The term “employment-at-will” means that your employer can terminate your employment at will – i.e., whenever your employer chooses to do so. Generally speaking, you can be terminated for nearly any reason and it doesn’t even have to be a good one. The law generally presumes that you are employed at will unless you have some proof that your employer intended otherwise when you were hired. In a recent case against the new Alaskan Governor challenges this notion after he terminated numerous state employees for having different political views than his.
Alaskan Governor Allegedly “Cleaned House” When he Took Office
Michael Dunleavy was just elected as the new governor of Alaska and, only days later, he asked more than 1,200 state employees to resign. If any of those state employees refused to resign, they were terminated. Those who agreed to resign could only be rehired if they signed a statement agreeing to support the governor’s political agenda. The state employees were all considered at-will state employees, but was the governor legally authorized to take such drastic measures to ensure he had the political support he wanted? More importantly, can an employer take adverse employment actions based on politics?

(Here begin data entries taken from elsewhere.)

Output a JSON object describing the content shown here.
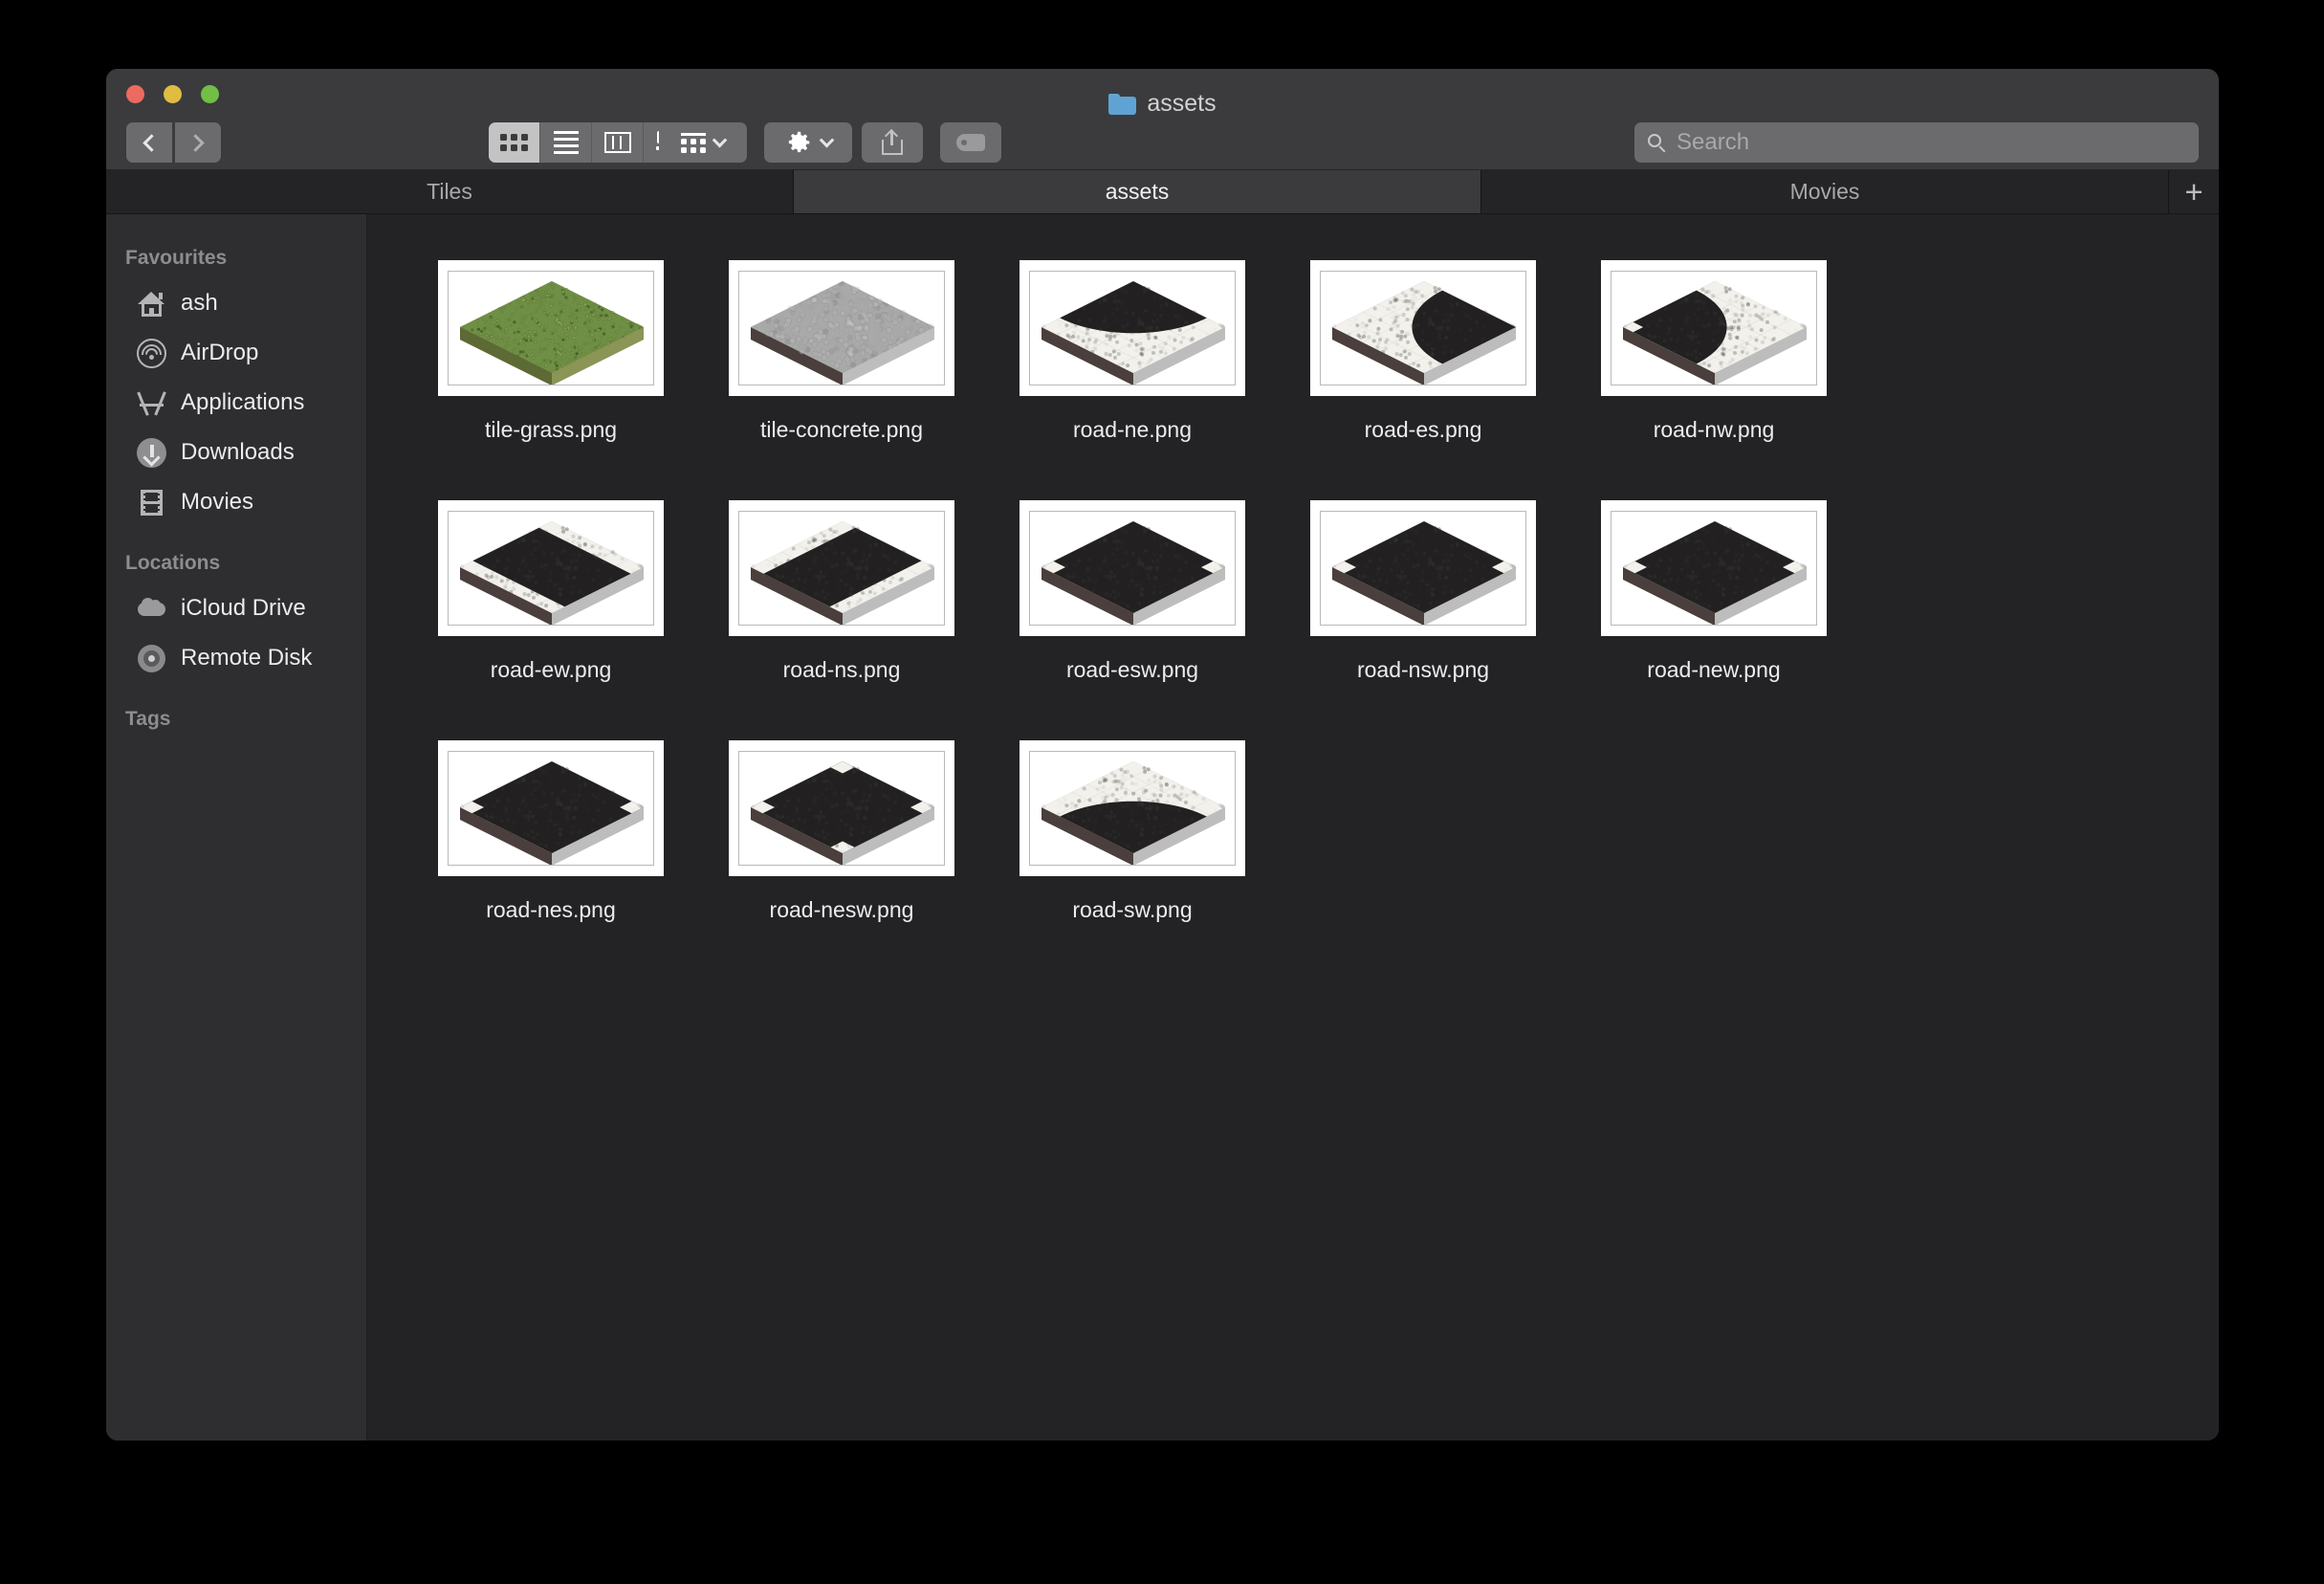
{
  "window": {
    "title": "assets",
    "title_icon": "folder-icon",
    "traffic_lights": [
      {
        "name": "close",
        "color": "#ec6a5f"
      },
      {
        "name": "minimize",
        "color": "#e0bd41"
      },
      {
        "name": "maximize",
        "color": "#72bf45"
      }
    ]
  },
  "toolbar": {
    "back_label": "Back",
    "forward_label": "Forward",
    "view_modes": [
      {
        "name": "icon-view",
        "icon": "grid-icon",
        "active": true
      },
      {
        "name": "list-view",
        "icon": "list-icon",
        "active": false
      },
      {
        "name": "column-view",
        "icon": "columns-icon",
        "active": false
      },
      {
        "name": "gallery-view",
        "icon": "gallery-icon",
        "active": false
      }
    ],
    "group_button": {
      "icon": "group-icon",
      "caret": "chevron-down-icon"
    },
    "action_button": {
      "icon": "gear-icon",
      "caret": "chevron-down-icon"
    },
    "share_button": {
      "icon": "share-icon"
    },
    "tag_button": {
      "icon": "tag-icon"
    }
  },
  "search": {
    "placeholder": "Search",
    "value": "",
    "icon": "search-icon"
  },
  "tabs": {
    "items": [
      {
        "label": "Tiles",
        "active": false
      },
      {
        "label": "assets",
        "active": true
      },
      {
        "label": "Movies",
        "active": false
      }
    ],
    "add_label": "+"
  },
  "sidebar": {
    "sections": [
      {
        "header": "Favourites",
        "items": [
          {
            "label": "ash",
            "icon": "home-icon"
          },
          {
            "label": "AirDrop",
            "icon": "airdrop-icon"
          },
          {
            "label": "Applications",
            "icon": "applications-icon"
          },
          {
            "label": "Downloads",
            "icon": "downloads-icon"
          },
          {
            "label": "Movies",
            "icon": "movies-icon"
          }
        ]
      },
      {
        "header": "Locations",
        "items": [
          {
            "label": "iCloud Drive",
            "icon": "cloud-icon"
          },
          {
            "label": "Remote Disk",
            "icon": "disk-icon"
          }
        ]
      },
      {
        "header": "Tags",
        "items": []
      }
    ]
  },
  "files": {
    "item_count": 13,
    "items": [
      {
        "name": "tile-grass.png",
        "kind": "tile",
        "surface": "grass",
        "selected": false
      },
      {
        "name": "tile-concrete.png",
        "kind": "tile",
        "surface": "concrete",
        "selected": false
      },
      {
        "name": "road-ne.png",
        "kind": "road",
        "surface": "curve",
        "curve": "ne",
        "selected": false
      },
      {
        "name": "road-es.png",
        "kind": "road",
        "surface": "curve",
        "curve": "es",
        "selected": false
      },
      {
        "name": "road-nw.png",
        "kind": "road",
        "surface": "curve",
        "curve": "nw",
        "selected": false
      },
      {
        "name": "road-ew.png",
        "kind": "road",
        "surface": "straight",
        "axis": "ew",
        "selected": false
      },
      {
        "name": "road-ns.png",
        "kind": "road",
        "surface": "straight",
        "axis": "ns",
        "selected": false
      },
      {
        "name": "road-esw.png",
        "kind": "road",
        "surface": "junction",
        "corners": 2,
        "selected": false
      },
      {
        "name": "road-nsw.png",
        "kind": "road",
        "surface": "junction",
        "corners": 2,
        "selected": false
      },
      {
        "name": "road-new.png",
        "kind": "road",
        "surface": "junction",
        "corners": 2,
        "selected": false
      },
      {
        "name": "road-nes.png",
        "kind": "road",
        "surface": "junction",
        "corners": 2,
        "selected": false
      },
      {
        "name": "road-nesw.png",
        "kind": "road",
        "surface": "junction",
        "corners": 4,
        "selected": false
      },
      {
        "name": "road-sw.png",
        "kind": "road",
        "surface": "curve",
        "curve": "sw",
        "selected": false
      }
    ]
  },
  "colors": {
    "desktop": "#000000",
    "window_chrome": "#3b3b3d",
    "window_body": "#232325",
    "sidebar": "#2e2e30",
    "tab_active": "#3b3b3d",
    "tab_inactive": "#242426",
    "text_primary": "#ededef",
    "text_secondary": "#8d8d8f",
    "folder_blue": "#5fa3d4",
    "grass_green": "#6e8f45",
    "concrete_grey": "#a9a9a9",
    "asphalt_black": "#222020",
    "sidewalk_white": "#f2f1ec"
  }
}
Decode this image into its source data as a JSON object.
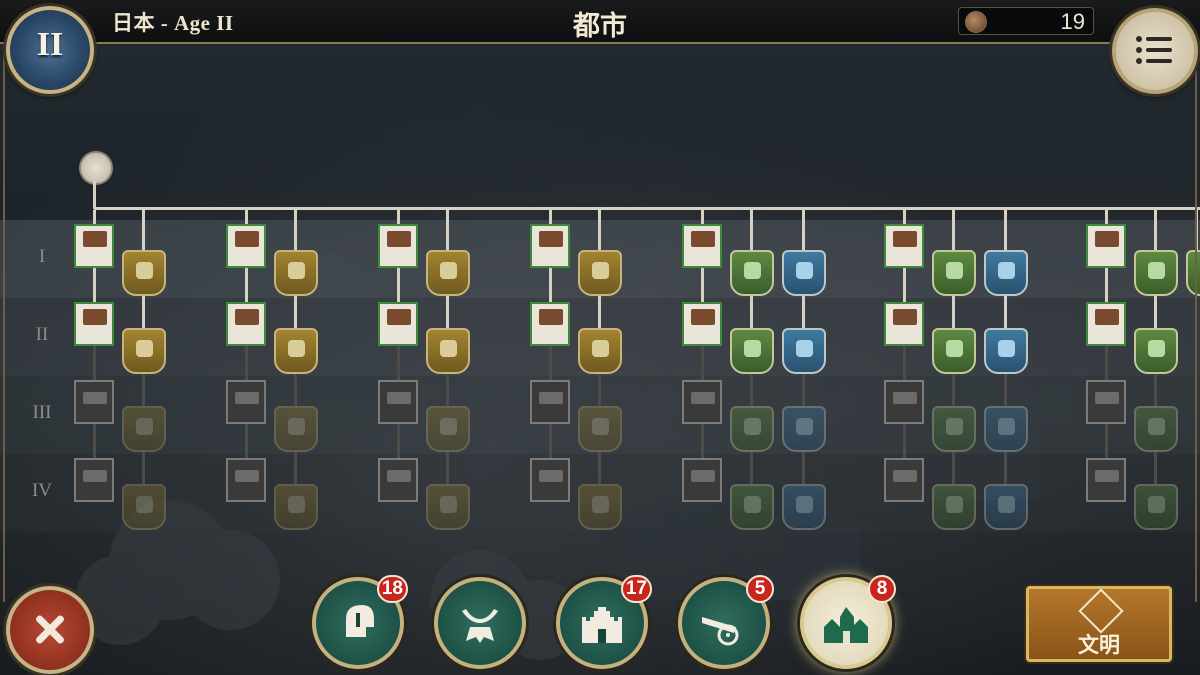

Violations of Employee First Amendment Rights?
It is the opinion of many, including the attorney representing three of the terminated employees, that terminating employees for their political views violates the First Amendment free speech protections. While it may be commonplace for newly elected officials to replace some political appointees, cleaning house in the manner of Gov. Dunleavy is not at all common. In fact, it was a rather bold move. Local media, state legislators, and the outgoing governor all criticized his actions, particularly because doctors, investment managers, IT professionals, loan officers, and many others lost their jobs. These non-political employees are not the types of political appointees who are typically replaced.
If you are wondering why it is suspected that his actions were politically motivated, the reported statements of the governor’s chief of staff are rather revealing. In response to the criticism, the governor’s chief of staff explained that the employees who were asked to resign could only retain their positions by reapplying through the new governor’s transition team, which required answering a two-part question: “Do you want to work on this agenda, do you want to work in this administration?” If the employee failed to answer “yes” to these two questions, they would be terminated.
The First Amendment Protects Public Employees
The Supreme Court has held repeatedly that the First Amendment protects the right of public employees to comment on matters of public interest if they serve in non-policy-making positions. The right to free speech includes both the right to speak freely and the right to refrain from speaking at all. Therefore, expressing different political views is a right that belongs to the state employees who were terminated and requiring them to promise their allegiance to a particular political party or politician also violates those rights.
Some States Ban Employment Discrimination Based on Political Activity
There are some states, cities, and counties around the country that have banned employment discrimination based on political activity occurring outside of work. Specifically, certain states prohibit employers from terminating employees for “political activity,” including general ideological advocacy, in addition to election-related politics. Some of those states include California, Colorado, Louisiana, Minnesota, Missouri, Nebraska, Nevada, South Carolina, Utah, and West Virginia.
What are Alabama’s Laws Regarding Politics in the Workplace?
Under Alabama law, an employer is prohibited from using any form of coercion in order to influence an employee’s vote during an election; nor can an employer ask an employee who they voted for. Coercion commonly takes the form of threatening to terminate an employee, reduce their compensation or benefits, or punish an employee in any way, in an effort to coerce the employee to vote in a particular manner. Alabama’s law does not address political speech, activity or affiliation.
If you feel you have been the victim of discrimination or retaliation in the workplace, or if you have any other questions regarding your employment rights, please contact the experienced Birmingham employment law attorneys at Wrady Michel & King . You can contact us either online or by calling us at (205) 265-1880. We are here to serve you!